Friday chat: Should police departments have drones?

Drones promise to become a common tool for local police and sheriff’s departments across the country. The potential uses include tracking down fleeing suspects, searching for lost hikers, taking crime scene photographs and even gathering evidence for criminal prosecutions.

Earlier this year, the federal government opened the door wide to the domestic, non-military use of unmanned aircraft. And since then, people have been scrambling to figure out who will use them and how. We’ve got a story here that explores some of these issues, part of our latest Ground Level project, “The Price of Safety.”

More drones in the sky raises questions about airspace safety and personal privacy. While it’s true that police already can fly a piloted airplane over a house and view the rooftop and yard, that sort of observation becomes easier and potentially more ubiquitous with the use of drones.

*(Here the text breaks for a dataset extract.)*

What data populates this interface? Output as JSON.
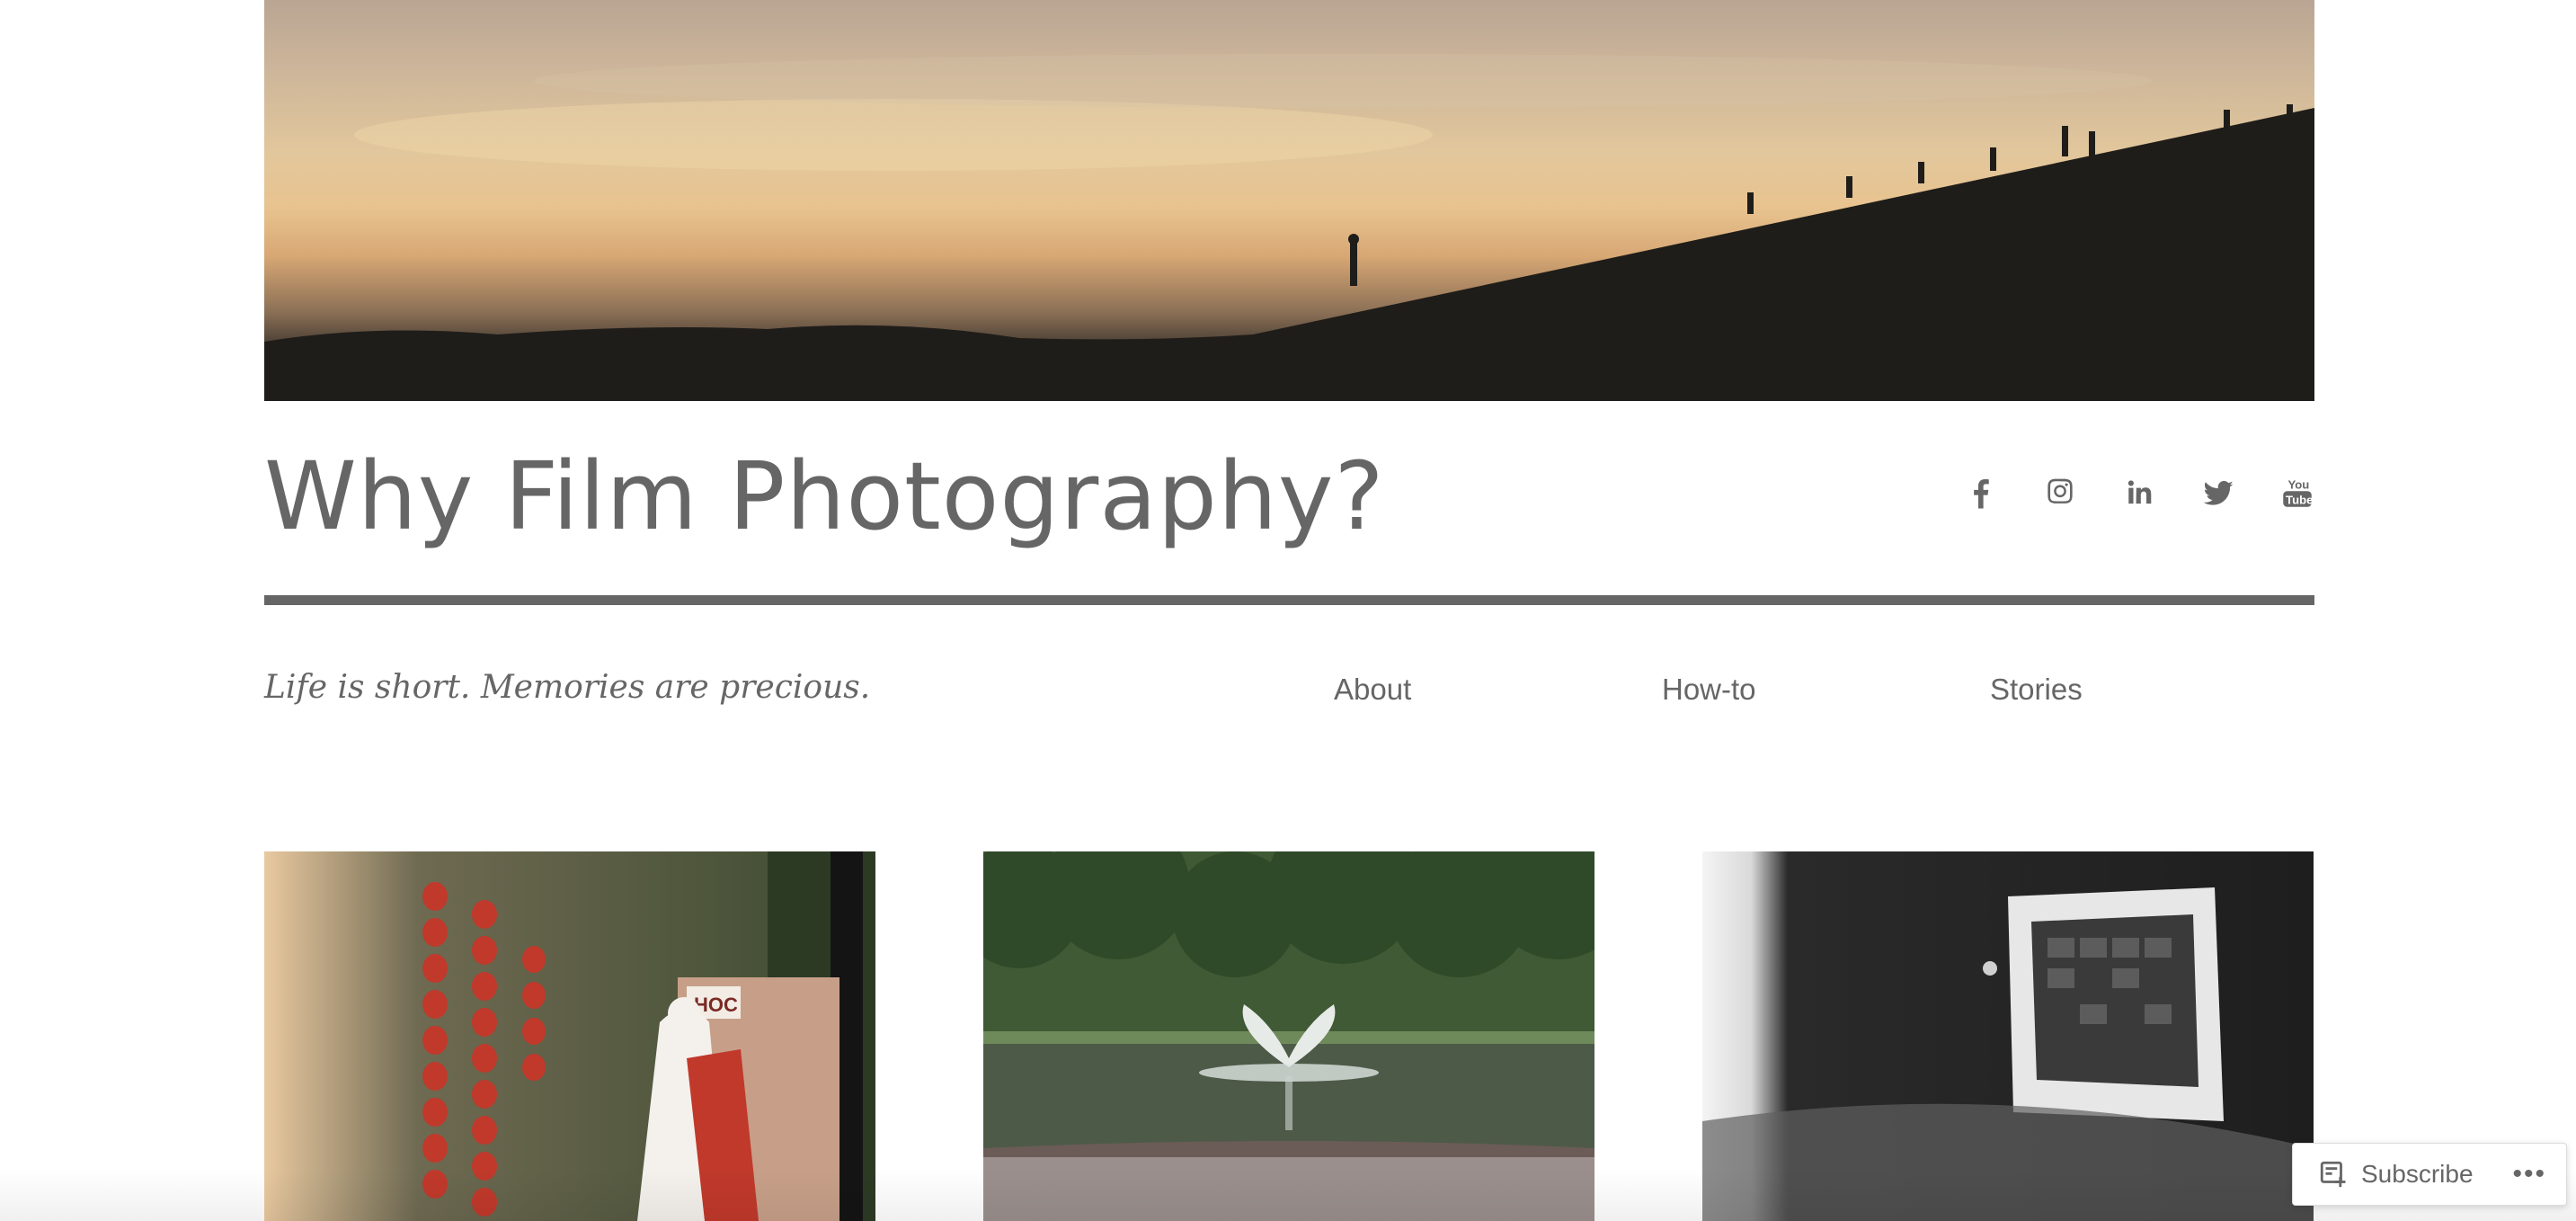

We’re hosting an online conversation here Friday at 11:30 (CT) where we’ll discuss these issues and more. How will police use drones? What are the complications involved?

The panelists will include Alan Frazier, assistant professor at the John. D. Odegard School of Aerospace Sciences at the University of North Dakota; Jennifer Lynch, staff attorney with the Electronic Frontier Foundation and Ben Miller, unmanned aerial systems director at the Mesa County (Colorado) Sheriff’s Department.

Please join us for the discussion, which will run until noon, and feel free to submit questions or comments. If you can’t make it, the conversation will be archived and available on the chat page for future viewing.

  • Robert

    Another new technology is License Plate Reader, and the current concern is that law enforcement folks collect information on the movement and habits of law-abiding people, and retain it for a very long time. Currently no law affects how & why LPR data is gathered. Are we going down a similar unwise path with the digital data generated by local police drone surveillance of law-abiding people? Currently no laws regulate most drone-gathered data.